Malachite is typically found as crystalline aggregates or crusts, often banded in appearance, like agates. It is also often found as botryoidal clusters of radiating crystals, and as mammillary aggregates as well. Single crystals and clusters of distinguishable crystals are uncommon, but when found they are typically acicular to prismatic. It is also frequently found as a pseudomorph after Azurite crystals, which are generally more tabular in shape.
This particular specimen was recovered from the Burra Burra Copper Mine in Burra, South Australia. Otherwise known as the 'Monster Mine', the Burra Burra Copper Mine was first established in 1848 upon the discovery of copper deposits in 1845. Within a few short years, people from around the world migrated to Burra to lay their claim in the copper economy. By April 1848 the mine was employing over 567 people and supporting a population of 1,500 in the local township. Up until 1860, the mine was the largest metals mine in Australia, producing approximately 50,000 tonnes of copper between 1845 to its closure in 1877.

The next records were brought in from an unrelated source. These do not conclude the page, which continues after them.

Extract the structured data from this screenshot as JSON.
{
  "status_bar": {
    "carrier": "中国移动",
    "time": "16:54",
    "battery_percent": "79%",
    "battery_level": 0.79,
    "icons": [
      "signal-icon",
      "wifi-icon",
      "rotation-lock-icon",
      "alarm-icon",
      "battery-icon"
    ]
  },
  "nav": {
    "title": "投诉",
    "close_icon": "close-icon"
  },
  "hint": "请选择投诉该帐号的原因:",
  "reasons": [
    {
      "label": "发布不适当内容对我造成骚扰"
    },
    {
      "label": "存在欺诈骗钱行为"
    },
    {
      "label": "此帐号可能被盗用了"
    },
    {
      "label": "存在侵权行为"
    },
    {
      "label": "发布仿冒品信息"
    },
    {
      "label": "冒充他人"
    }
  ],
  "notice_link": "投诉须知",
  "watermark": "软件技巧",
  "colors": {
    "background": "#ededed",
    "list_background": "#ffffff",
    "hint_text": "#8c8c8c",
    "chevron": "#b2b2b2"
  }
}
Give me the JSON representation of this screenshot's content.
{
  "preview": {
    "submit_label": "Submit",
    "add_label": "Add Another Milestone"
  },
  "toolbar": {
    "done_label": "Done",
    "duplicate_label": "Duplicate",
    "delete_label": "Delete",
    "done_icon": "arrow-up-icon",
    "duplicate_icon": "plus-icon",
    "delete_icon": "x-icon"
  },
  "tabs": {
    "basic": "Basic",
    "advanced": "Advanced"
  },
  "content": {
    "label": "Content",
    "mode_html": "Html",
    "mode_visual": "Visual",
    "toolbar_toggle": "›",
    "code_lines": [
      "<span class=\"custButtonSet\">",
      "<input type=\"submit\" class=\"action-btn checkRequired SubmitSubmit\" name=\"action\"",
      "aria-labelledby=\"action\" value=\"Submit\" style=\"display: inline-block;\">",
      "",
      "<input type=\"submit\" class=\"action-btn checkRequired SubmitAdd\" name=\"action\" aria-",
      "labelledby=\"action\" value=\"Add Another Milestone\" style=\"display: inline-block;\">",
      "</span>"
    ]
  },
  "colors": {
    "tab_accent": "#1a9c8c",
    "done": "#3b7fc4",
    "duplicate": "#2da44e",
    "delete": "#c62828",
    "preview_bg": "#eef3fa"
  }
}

The Burra Burra Mine was also famous for a number of other specimens, including; crystalline azurite, cuprite, and botryoidal and malachite.
Malachite is considered a rare gemstone in that the original deposits for the stones have been depleted leaving behind very few sources. In addition, the use of Malachite as gemstones and sculptural materials remains just as popular today as they were throughout history. It is quite common to cut the stone into beads for jewellery. The fact that Malachite has such a rich colour and one that does not fade with time or when exposed to light makes it particularly rare.
This specimen is part of a larger collection of geological and mineral specimens collected from around Australia (and some parts of the world) and donated to the Burke Museum between 1868-1880. A large percentage of these specimens were collected in Victoria as part of the Geological Survey of Victoria that begun in 1852 (in response to the Gold Rush) to study and map the geology of Victoria. Collecting geological specimens was an important part of mapping and understanding the scientific makeup of the earth. Many of these specimens were sent to research and collecting organisations across Australia, including the Burke Museum, to educate and encourage further study.
A solid hand-sized copper carbonate hydroxide mineral with shades of blue and light green throughout.